Following the announcement by the Met Office on Friday of a red warning for extreme heat, I would like to update the House on the impact of extreme weather on health and care, the current covid infection situation and our plans for covid and flu vaccines this autumn.

This is the first time in its history that the Met Office has issued a red warning for extreme heat. The warning covers today and tomorrow. In addition, the UK Health Security Agency has issued its highest heat alert. Its level 4 alert, issued to health and care bodies, means that the heat poses a danger to all of us, not just high-risk groups. Although for many the risk from this heat can be mitigated by simple, common-sense steps, the extreme temperature poses a particular risk in respect of cardiovascular conditions, including heart attacks and strokes. Level 4 does not change the contingency plans in place across the health system, only their likelihood.

We have taken a number of steps in response. Cobra has convened several times, including over the weekend and earlier today, to co-ordinate every part of the Government’s response to this emergency, and I have held a series of meetings with the chief executives of ambulance trusts to discuss the specific measures that they are taking. Steps include increasing the numbers of call handlers; extra capacity for ambulances; and extra support for fleets, including the buddy system, so that calls can be diverted to another trust if there are delays in the area people are calling from. We have held numerous meetings with NHS leaders, including the chief executive of the NHS and her senior team, to continue to implement their long-standing heatwave plans. We had a further meeting again this morning. Meanwhile, ministerial colleagues have continued to liaise with our local resilience forums to co-ordinate across both health and social care.

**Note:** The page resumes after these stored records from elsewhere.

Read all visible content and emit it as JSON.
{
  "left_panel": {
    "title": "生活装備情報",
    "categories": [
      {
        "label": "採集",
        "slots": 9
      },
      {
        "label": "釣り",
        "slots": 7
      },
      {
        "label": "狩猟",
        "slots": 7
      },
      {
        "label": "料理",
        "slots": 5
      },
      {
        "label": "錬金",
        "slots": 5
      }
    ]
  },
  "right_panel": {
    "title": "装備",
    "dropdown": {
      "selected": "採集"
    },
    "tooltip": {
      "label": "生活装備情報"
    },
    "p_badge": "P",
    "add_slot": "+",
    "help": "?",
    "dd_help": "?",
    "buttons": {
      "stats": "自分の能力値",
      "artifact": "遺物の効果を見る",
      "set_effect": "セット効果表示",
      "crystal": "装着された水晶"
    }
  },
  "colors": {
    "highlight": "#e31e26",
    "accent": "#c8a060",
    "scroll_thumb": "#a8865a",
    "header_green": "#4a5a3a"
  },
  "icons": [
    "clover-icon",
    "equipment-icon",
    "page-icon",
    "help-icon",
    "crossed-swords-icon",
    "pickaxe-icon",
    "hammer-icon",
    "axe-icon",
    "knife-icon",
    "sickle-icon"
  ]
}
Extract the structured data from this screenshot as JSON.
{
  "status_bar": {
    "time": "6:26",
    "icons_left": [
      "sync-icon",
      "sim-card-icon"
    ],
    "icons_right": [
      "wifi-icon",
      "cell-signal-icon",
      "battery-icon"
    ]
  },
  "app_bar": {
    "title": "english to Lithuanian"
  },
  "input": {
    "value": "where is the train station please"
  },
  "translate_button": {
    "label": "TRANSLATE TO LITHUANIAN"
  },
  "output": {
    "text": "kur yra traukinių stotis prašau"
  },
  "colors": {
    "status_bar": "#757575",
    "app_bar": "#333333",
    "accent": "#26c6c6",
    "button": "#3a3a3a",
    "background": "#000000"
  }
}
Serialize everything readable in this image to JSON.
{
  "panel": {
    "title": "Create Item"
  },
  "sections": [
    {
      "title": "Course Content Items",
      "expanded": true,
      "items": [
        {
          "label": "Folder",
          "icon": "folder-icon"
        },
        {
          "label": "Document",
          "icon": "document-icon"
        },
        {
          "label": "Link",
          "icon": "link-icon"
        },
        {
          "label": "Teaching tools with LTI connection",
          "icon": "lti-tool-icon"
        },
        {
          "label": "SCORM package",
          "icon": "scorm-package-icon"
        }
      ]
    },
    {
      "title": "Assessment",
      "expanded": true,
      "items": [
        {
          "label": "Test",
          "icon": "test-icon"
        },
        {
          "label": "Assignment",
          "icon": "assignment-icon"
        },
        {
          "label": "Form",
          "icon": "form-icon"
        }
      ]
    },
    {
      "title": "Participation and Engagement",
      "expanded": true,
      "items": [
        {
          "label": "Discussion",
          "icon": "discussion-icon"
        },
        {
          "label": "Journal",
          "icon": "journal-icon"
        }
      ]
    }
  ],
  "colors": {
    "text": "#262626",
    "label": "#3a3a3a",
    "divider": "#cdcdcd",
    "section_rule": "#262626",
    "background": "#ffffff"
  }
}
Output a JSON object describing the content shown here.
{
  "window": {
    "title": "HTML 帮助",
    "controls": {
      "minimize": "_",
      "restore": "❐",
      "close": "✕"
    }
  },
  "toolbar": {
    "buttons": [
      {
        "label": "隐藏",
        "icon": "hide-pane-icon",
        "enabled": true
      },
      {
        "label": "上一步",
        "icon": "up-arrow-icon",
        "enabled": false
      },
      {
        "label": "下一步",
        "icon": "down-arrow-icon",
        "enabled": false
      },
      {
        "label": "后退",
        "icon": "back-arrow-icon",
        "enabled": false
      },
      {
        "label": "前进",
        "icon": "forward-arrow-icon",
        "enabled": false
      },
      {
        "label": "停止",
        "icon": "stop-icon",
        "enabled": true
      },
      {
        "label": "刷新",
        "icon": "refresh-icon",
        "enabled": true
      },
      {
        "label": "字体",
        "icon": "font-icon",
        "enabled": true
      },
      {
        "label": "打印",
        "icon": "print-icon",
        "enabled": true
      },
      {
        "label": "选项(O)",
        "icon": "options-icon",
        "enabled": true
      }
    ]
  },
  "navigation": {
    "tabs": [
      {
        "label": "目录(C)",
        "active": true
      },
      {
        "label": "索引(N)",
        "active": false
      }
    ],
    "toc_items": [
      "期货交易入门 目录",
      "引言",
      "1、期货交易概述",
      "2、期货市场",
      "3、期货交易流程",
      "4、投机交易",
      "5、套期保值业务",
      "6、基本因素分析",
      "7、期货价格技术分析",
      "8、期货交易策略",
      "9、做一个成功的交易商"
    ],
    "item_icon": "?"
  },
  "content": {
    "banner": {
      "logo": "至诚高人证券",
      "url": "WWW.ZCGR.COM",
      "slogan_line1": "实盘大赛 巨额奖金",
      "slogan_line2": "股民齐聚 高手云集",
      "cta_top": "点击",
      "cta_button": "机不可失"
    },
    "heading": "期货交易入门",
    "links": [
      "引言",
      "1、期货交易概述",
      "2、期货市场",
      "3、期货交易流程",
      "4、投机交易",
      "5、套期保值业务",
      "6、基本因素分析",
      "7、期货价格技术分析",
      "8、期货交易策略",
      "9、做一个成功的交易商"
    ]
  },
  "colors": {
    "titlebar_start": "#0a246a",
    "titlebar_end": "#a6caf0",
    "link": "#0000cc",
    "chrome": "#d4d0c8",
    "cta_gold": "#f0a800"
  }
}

Even before this heatwave, ambulance services in England have been under significant pressure from increased demand, just as they have across the United Kingdom. The additional pressure on our healthcare system from covid-19, especially on accident and emergency services, has increased the workload of ambulance trusts; increased the average length of hospital stays; and contributed to a record number of calls. Taken together, that has caused significant pressures, which are now being compounded by this extreme heat.

We are taking action in a range of areas. In May, NHS England published a tender for auxiliary ambulances to provide national surge capacity to support ambulance responses during the period of increased pressure. Alongside measures in ambulance trusts to assist with call handling and capacity, NHS hospital trusts are taking steps to address handover delays, in the interests of patient safety. On Friday, the NHS medical director, Steve Powis, and the chief nursing officer, Ruth May, wrote to the chief executives of NHS trusts, ambulance trusts and integrated care boards setting out some of the urgent interventions we need to make; most significantly the focus was on improved ambulance handovers and increased hospital bed capacity.

On ambulance handovers, we are asking health leaders to look again at the balance of risks across the system. We know that leaving vulnerable people in the community would have serious implications for patient safety. Equally, we know that keeping people in ambulances for too long carries other risks, especially from heat. NHS leaders are therefore asking hospital trusts to create additional space for new patients in their units. That may involve the creation of observation areas or exploring ways to add additional beds elsewhere in hospitals, including by adjusting staffing ratios where necessary, as we did during covid, and working to identify areas to mitigate additional workload, such as through greater support on wards with pharmacy and administration.

The NHS is executing its urgent and emergency care recovery 10-point action plan, which includes action across urgent, primary and community care to better manage emergency care demand and capacity. The NHS medical director and chief nursing officer both recognise that this will place an additional burden on some staff, so they are asking trusts to increase efforts on staff wellbeing and support. Alongside the measures being taken by the ambulance services and NHS trusts, the UK Health Security Agency is leading on public health comms to reduce the burden on NHS staff by making sure that we do not create unnecessary demand. We can do that by following the common-sense public health guidance and by looking out for others, in particular the elderly and the vulnerable.

With services under so much pressure, we must make sure that 999 calls are reserved for life-threatening emergencies. We must also consider what advice we can get through other services such as NHS 111, NHS online resources and local pharmacists. In addition to the immediate steps to mitigate the pressures on 999 calls, ambulance services and adult social care, we will keep building on our operational response, with particular attention to discharge and expanding on our pockets of best practice.

That is particularly pertinent, given the current levels of covid, which continue to rise. The latest data from the Office for National Statistics shows that the percentage of people testing positive for covid continued to increase across the UK. In England, an estimated one in 19 people tested positive in the week to 6 July, compared with an estimated one in 25 during the previous week, with more than 13,000 patients admitted to hospitals with covid-19.

Given those pressures and the expected pressures this autumn and winter from respiratory viruses, we are taking important steps to further align our offers on covid and flu. On Friday, I accepted the Joint Committee on Vaccination and Immunisation’s recommendations for a covid-19 autumn booster programme, focusing on vulnerable cohorts, including everyone aged over 50. At the same time, I took the decision that we should keep offering flu jabs to more cohorts than we did before the pandemic. Taken together, this will reduce the number of people getting seriously ill this autumn and winter, easing pressure on the NHS at a critical time. Vaccines have always been, and continue to be, one of the best protections we have, both for ourselves and for the NHS.

From this heatwave to the foreseeable pressures in autumn and winter, I will continue to work closely with colleagues across health and social care, as well as with Members across the House, to ensure that we can address the challenges ahead. I commend this statement to the House.